More than 90% of the grapes had been harvested by the time the fires hit the region in early October.
So in the universe of grapes that might be used to make wine here, only 10% remained on the vine during the fire and might have suffered what’s referred to as “smoke taint” which produces noticeably smokey aromas or flavors in the wine. (Ironically, some wineries purposefully store wine in oak barrels that lend a smoky flavor to the wine, but of course, winemakers’ careful selection and oversight of the fermentation process ensure the end product is not too smoky.) Fortunately, even three-quarters of the cabernet sauvignon varietals which ripen and get picked later in the season were already harvested and removed from the threat of smoke and fire. Whew!
Winemakers want to make you happy.
No winemakers we know want you to get a bottle you consider sub-standard; they are deeply committed to producing great wine in Napa and Sonoma. So any grapes that remained on the vine after the fires go through more than the usual screenings by the winemakers to ensure they meet their standards. Not only do they pass visual and taste tests upon picking, if there is any doubt about the grapes’ quality due to the fires, they have been sending samples to special labs for testing.
In some cases, even laboratory testing cannot confirm that a residual taste of smoke won’t affect the end product.
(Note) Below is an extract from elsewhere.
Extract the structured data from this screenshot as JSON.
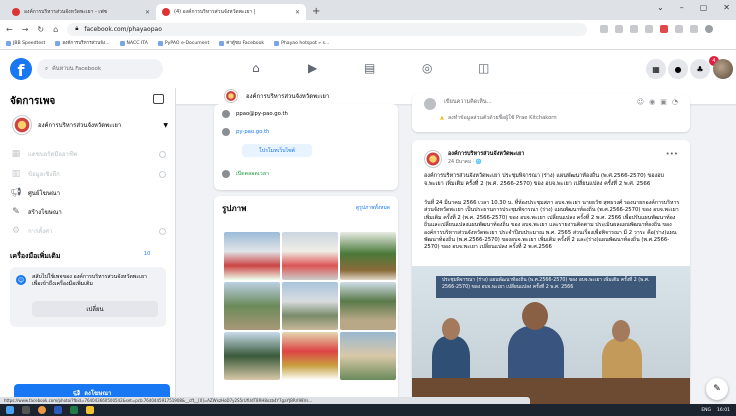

But not to worry, if the winemaker does decide to go ahead and process a batch of grapes because she or he is reasonably certain it will produce great wine, the end product will still be rigorously quality-tested before bottling and selling it.
Rest easy; future bottles of wine from Northern California’s beautiful wine country should be as enjoyable as ever!